This property must be a power of two when the input is a fixed-point data type, or when you set the FFTImplementation property to Radix-2.

When you set the FFT implementation property to Radix-2, or when you set the BitReversedOutput property to true, this value must be a power of two.


Boolean value of wrapping or truncating input

Wrap input data when FFTLength is shorter than input length. If this property is set to true, modulo-length data wrapping occurs before the FFT operation, given FFTLength is shorter than the input length. If this property is set to false, truncation of the input data to the FFTLength occurs before the FFT operation. The default is true.

 Fixed-Point Properties


stepInverse discrete Fourier transform of input
Common to All System Objects

Create System object with same property values


Expected number of inputs to a System object


Expected number of outputs of a System object


Check locked states of a System object (logical)


Allow System object property value changes


expand all

Compute the FFT of a noisy sinusoidal input signal. The energy of the signal is stored as the magnitude square of the FFT coefficients. Determine the FFT coefficients which occupy 99.99% of the signal energy and reconstruct the time-domain signal by taking the IFFT of these coefficients. Compare the reconstructed signal with the original signal.

Note: If you are using R2016a or an earlier release, replace each call to the object with the equivalent step syntax. For example, obj(x) becomes step(obj(x).

Consider a time-domain signal , which is defined over the finite time interval . The energy of the signal is given by the following equation:

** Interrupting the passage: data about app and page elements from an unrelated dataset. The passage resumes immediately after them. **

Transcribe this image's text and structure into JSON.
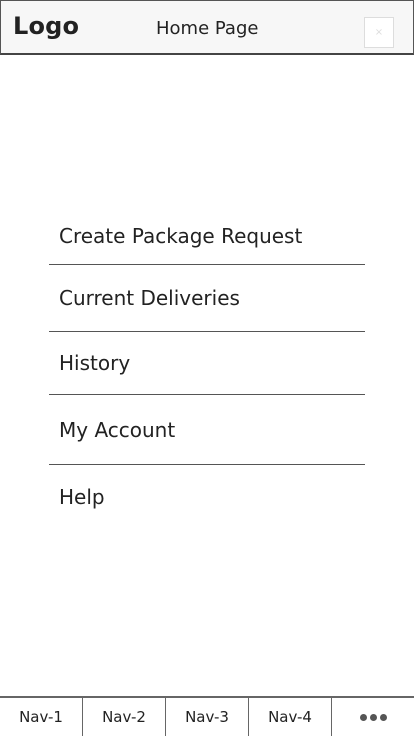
{
  "header": {
    "logo": "Logo",
    "title": "Home Page",
    "close_icon": "×"
  },
  "menu": {
    "items": [
      {
        "label": "Create Package Request"
      },
      {
        "label": "Current Deliveries"
      },
      {
        "label": "History"
      },
      {
        "label": "My Account"
      },
      {
        "label": "Help"
      }
    ]
  },
  "bottom_nav": {
    "items": [
      {
        "label": "Nav-1"
      },
      {
        "label": "Nav-2"
      },
      {
        "label": "Nav-3"
      },
      {
        "label": "Nav-4"
      }
    ],
    "more_icon": "more-dots-icon"
  }
}
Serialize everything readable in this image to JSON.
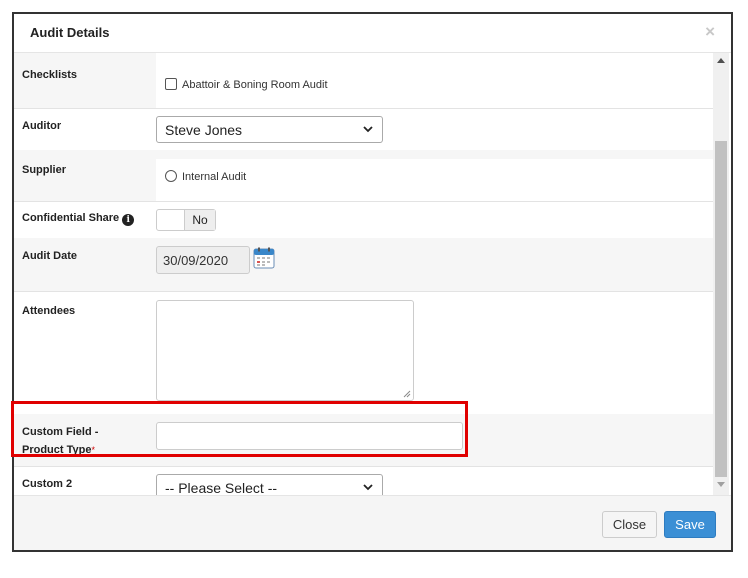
{
  "dialog": {
    "title": "Audit Details",
    "close_glyph": "×"
  },
  "fields": {
    "checklists": {
      "label": "Checklists",
      "option": "Abattoir & Boning Room Audit",
      "checked": false
    },
    "auditor": {
      "label": "Auditor",
      "value": "Steve Jones"
    },
    "supplier": {
      "label": "Supplier",
      "option": "Internal Audit",
      "selected": false
    },
    "confidential_share": {
      "label": "Confidential Share",
      "info_glyph": "i",
      "toggle_value": "No"
    },
    "audit_date": {
      "label": "Audit Date",
      "value": "30/09/2020"
    },
    "attendees": {
      "label": "Attendees",
      "value": ""
    },
    "custom_field": {
      "label_line1": "Custom Field -",
      "label_line2": "Product Type",
      "required_mark": "*",
      "value": ""
    },
    "custom2": {
      "label": "Custom 2",
      "value": "-- Please Select --"
    }
  },
  "footer": {
    "close_label": "Close",
    "save_label": "Save"
  },
  "colors": {
    "save_button": "#3b8fd5",
    "highlight": "#e00000",
    "row_alt": "#f6f6f6"
  },
  "icons": [
    "close-icon",
    "chevron-down-icon",
    "info-icon",
    "calendar-icon",
    "resize-handle-icon",
    "scroll-up-icon",
    "scroll-down-icon"
  ]
}
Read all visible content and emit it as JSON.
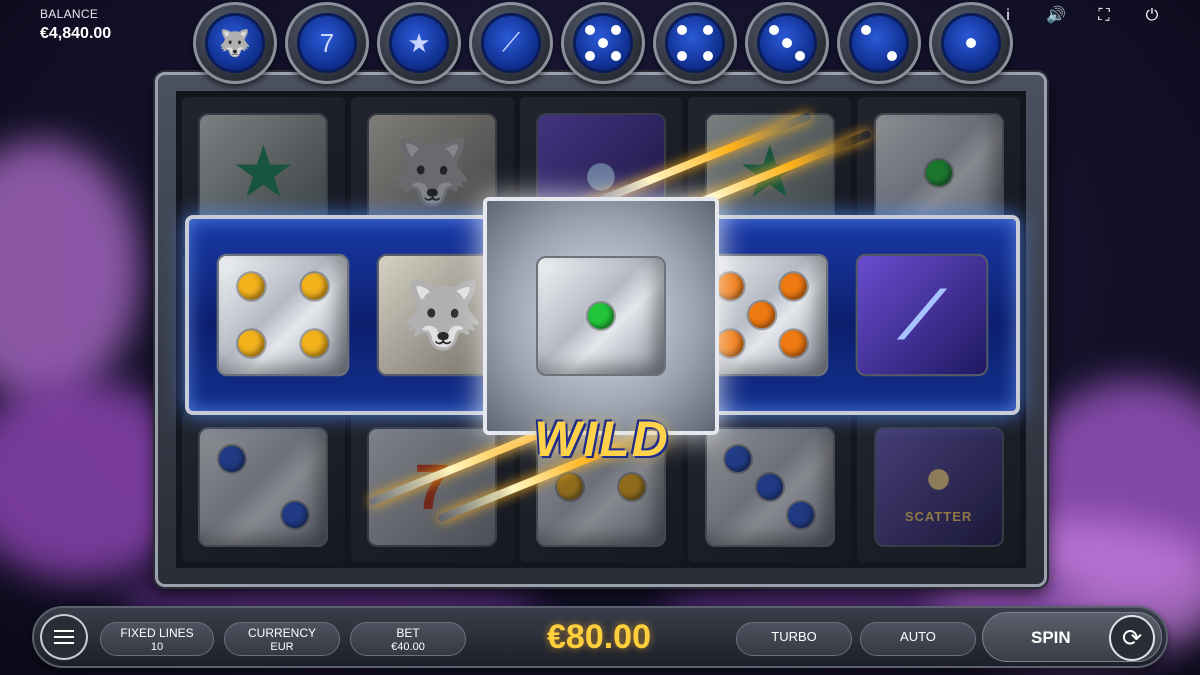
{
  "balance": {
    "label": "BALANCE",
    "value": "€4,840.00"
  },
  "top_icons": {
    "info": "i",
    "sound": "🔊",
    "fullscreen": "⛶",
    "power": "⏻"
  },
  "paytable": [
    {
      "icon": "wolf-icon",
      "glyph": "🐺"
    },
    {
      "icon": "seven-icon",
      "glyph": "7"
    },
    {
      "icon": "star-icon",
      "glyph": "★"
    },
    {
      "icon": "claw-icon",
      "glyph": "⟋"
    },
    {
      "icon": "dice-five-icon",
      "pips": [
        1,
        0,
        1,
        0,
        1,
        0,
        1,
        0,
        1
      ]
    },
    {
      "icon": "dice-four-icon",
      "pips": [
        1,
        0,
        1,
        0,
        0,
        0,
        1,
        0,
        1
      ]
    },
    {
      "icon": "dice-three-icon",
      "pips": [
        1,
        0,
        0,
        0,
        1,
        0,
        0,
        0,
        1
      ]
    },
    {
      "icon": "dice-two-icon",
      "pips": [
        1,
        0,
        0,
        0,
        0,
        0,
        0,
        0,
        1
      ]
    },
    {
      "icon": "dice-one-icon",
      "pips": [
        0,
        0,
        0,
        0,
        1,
        0,
        0,
        0,
        0
      ]
    }
  ],
  "reels": {
    "top_row": [
      "star",
      "wolf",
      "scatter-moon",
      "star",
      "die-1-green"
    ],
    "middle_row": [
      "die-4-yellow",
      "wolf",
      "wild-die-1-green",
      "die-5-orange",
      "claw"
    ],
    "bottom_row": [
      "die-2-blue",
      "seven",
      "die-2-yellow",
      "die-3-blue",
      "scatter"
    ]
  },
  "wild_label": "WILD",
  "scatter_label": "SCATTER",
  "colors": {
    "pip_yellow": "#f2b21c",
    "pip_orange": "#f07a12",
    "pip_green": "#22c43a",
    "pip_blue": "#2a58d8",
    "win_accent": "#ffcf3c"
  },
  "bottom_bar": {
    "fixed_lines": {
      "label": "FIXED LINES",
      "value": "10"
    },
    "currency": {
      "label": "CURRENCY",
      "value": "EUR"
    },
    "bet": {
      "label": "BET",
      "value": "€40.00"
    },
    "win_amount": "€80.00",
    "turbo": "TURBO",
    "auto": "AUTO",
    "spin": "SPIN"
  }
}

FFT Coefficients, are considered as signal values in the frequency domain. The energy of the signal in the frequency-domain is hence the sum of the squares of the magnitude of the FFT coefficients:

According to Parseval's theorem, the total energy of the signal in time or frequency-domain is the same.

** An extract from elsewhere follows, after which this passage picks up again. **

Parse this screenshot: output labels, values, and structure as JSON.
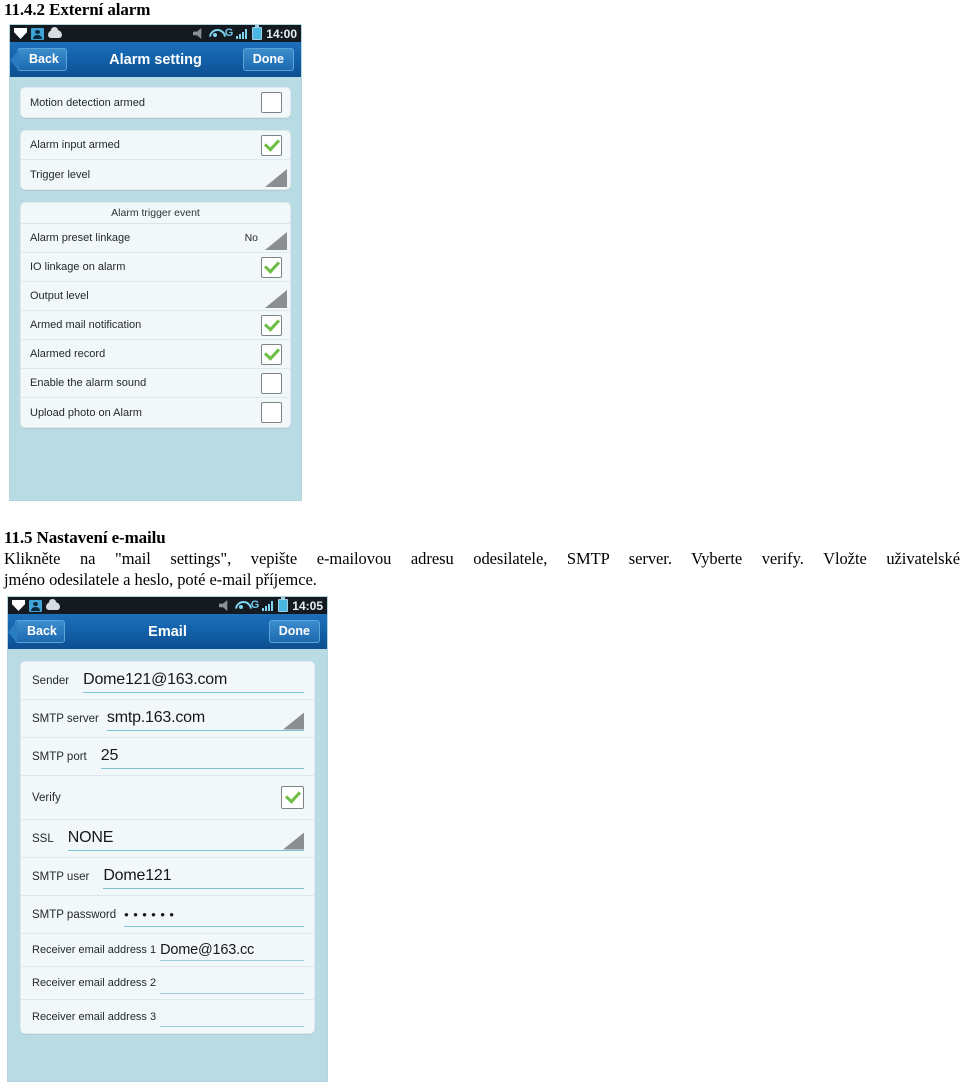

Initialize a dsp.SineWave System object to generate a sine wave sampled at 44.1 kHz and has a frequency of 1000 Hz. Construct a dsp.FFT and dsp.IFFT objects to compute the FFT and the IFFT of the input signal.

The 'FFTLengthSource' property of each of these transform objects is set to 'Auto'. The FFT length is hence considered as the input frame size. The input frame size in this example is 1020, which is not a power of 2. Hence, select the 'FFTImplementation' as 'FFTW'.

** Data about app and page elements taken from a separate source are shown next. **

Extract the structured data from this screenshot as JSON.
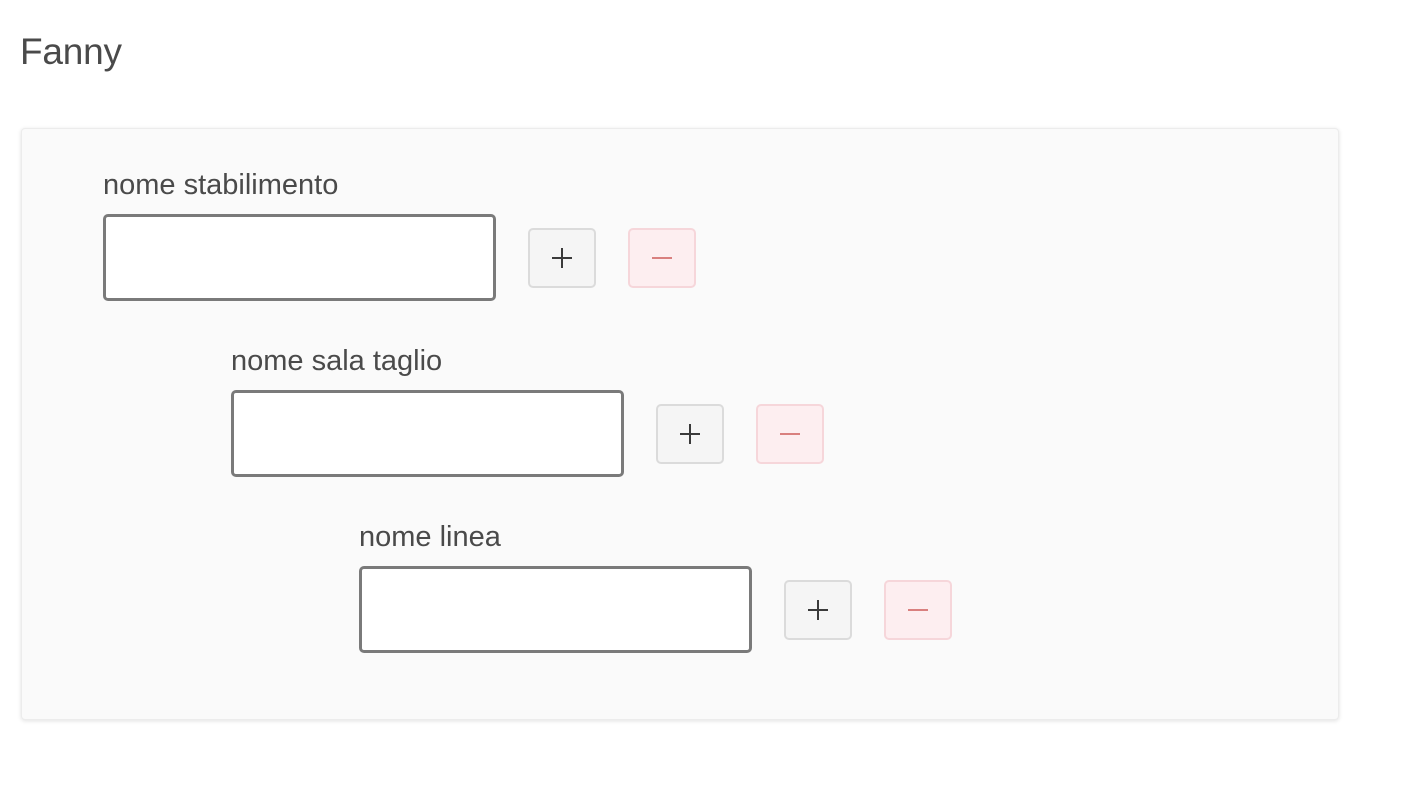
{
  "page": {
    "title": "Fanny"
  },
  "colors": {
    "text": "#4a4a4a",
    "card_background": "#fafafa",
    "add_button_bg": "#f5f5f5",
    "remove_button_bg": "#fdeef0",
    "remove_icon": "#d9807f",
    "add_icon": "#3a3a3a",
    "input_border": "#7a7a7a"
  },
  "form": {
    "levels": [
      {
        "label": "nome stabilimento",
        "value": "",
        "add_icon": "plus-icon",
        "remove_icon": "minus-icon"
      },
      {
        "label": "nome sala taglio",
        "value": "",
        "add_icon": "plus-icon",
        "remove_icon": "minus-icon"
      },
      {
        "label": "nome linea",
        "value": "",
        "add_icon": "plus-icon",
        "remove_icon": "minus-icon"
      }
    ]
  }
}
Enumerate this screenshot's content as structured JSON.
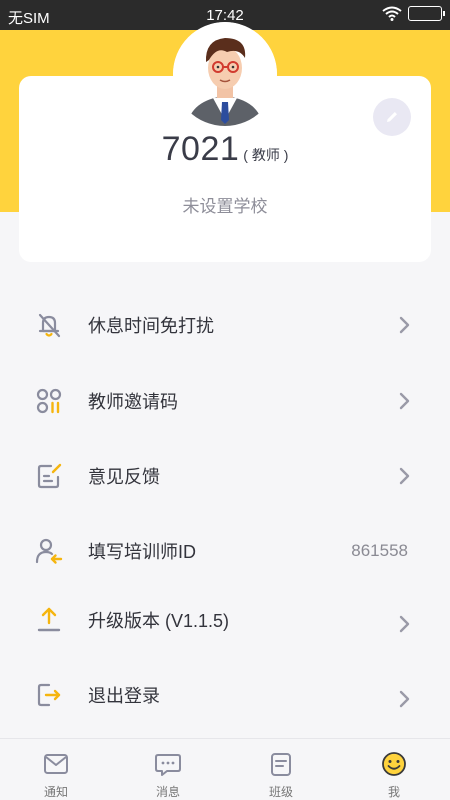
{
  "status_bar": {
    "carrier": "无SIM",
    "time": "17:42"
  },
  "profile": {
    "name": "7021",
    "role": "( 教师 )",
    "school": "未设置学校"
  },
  "menu": [
    {
      "label": "休息时间免打扰",
      "icon": "bell-off-icon",
      "value": ""
    },
    {
      "label": "教师邀请码",
      "icon": "grid-dots-icon",
      "value": ""
    },
    {
      "label": "意见反馈",
      "icon": "feedback-edit-icon",
      "value": ""
    },
    {
      "label": "填写培训师ID",
      "icon": "user-arrow-icon",
      "value": "861558"
    },
    {
      "label": "升级版本 (V1.1.5)",
      "icon": "upload-icon",
      "value": ""
    },
    {
      "label": "退出登录",
      "icon": "logout-icon",
      "value": ""
    }
  ],
  "tabs": [
    {
      "label": "通知",
      "icon": "mail-icon"
    },
    {
      "label": "消息",
      "icon": "chat-icon"
    },
    {
      "label": "班级",
      "icon": "class-doc-icon"
    },
    {
      "label": "我",
      "icon": "smiley-icon",
      "active": true
    }
  ],
  "colors": {
    "accent": "#ffd33d",
    "icon_gray": "#8a8c9e",
    "icon_yellow": "#f5b50f",
    "text": "#33343c"
  }
}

L = 1020;
Sineobject = dsp.SineWave('SamplesPerFrame',L,'PhaseOffset',10,...
ft = dsp.FFT('FFTImplementation','FFTW');
ift = dsp.IFFT('FFTImplementation','FFTW','ConjugateSymmetricInput',true);


Stream in the noisy input signal. Compute the FFT of each frame and determine the coefficients which constitute 99.99% energy of the signal. Take IFFT of these coefficients to reconstruct the time-domain signal.

numIter = 1000;
for Iter = 1:numIter
    Sinewave1 = Sineobject();
    Input = Sinewave1 + 0.01*randn(size(Sinewave1));
    FFTCoeff = ft(Input);
    FFTCoeffMagSq = abs(FFTCoeff).^2;
    EnergyFreqDomain = (1/L)*sum(FFTCoeffMagSq);
    [FFTCoeffSorted, ind] = sort(((1/L)*FFTCoeffMagSq),1,'descend');
    CumFFTCoeffs = cumsum(FFTCoeffSorted);
    EnergyPercent = (CumFFTCoeffs/EnergyFreqDomain)*100;
    Vec = find(EnergyPercent > 99.99);
    FFTCoeffsModified = zeros(L,1);
    FFTCoeffsModified(ind(1:Vec(1))) = FFTCoeff(ind(1:Vec(1)));
    ReconstrSignal = ift(FFTCoeffsModified);

99.99% of the signal energy can be represented by the number of FFT coefficients given by Vec(1):

ans = 296

The signal is reconstructed efficiently using these coefficients. If you compare the last frame of the reconstructed signal with the original time-domain signal, you can see that the difference is very small and the plots match closely.

ans = 0.0431
hold on;
hold off;


This object implements the algorithm, inputs, and outputs described on the IFFT block reference page. The object properties correspond to the block parameters, except:

Output sampling mode parameter is not supported by dsp.IFFT.


[2] Frigo, M. and S. G. Johnson, “FFTW: An Adaptive Software Architecture for the FFT,”Proceedings of the International Conference on Acoustics, Speech, and Signal Processing, Vol. 3, 1998, pp. 1381-1384.

Extended Capabilities

See Also

System Objects

Introduced in R2012a

Was this topic helpful?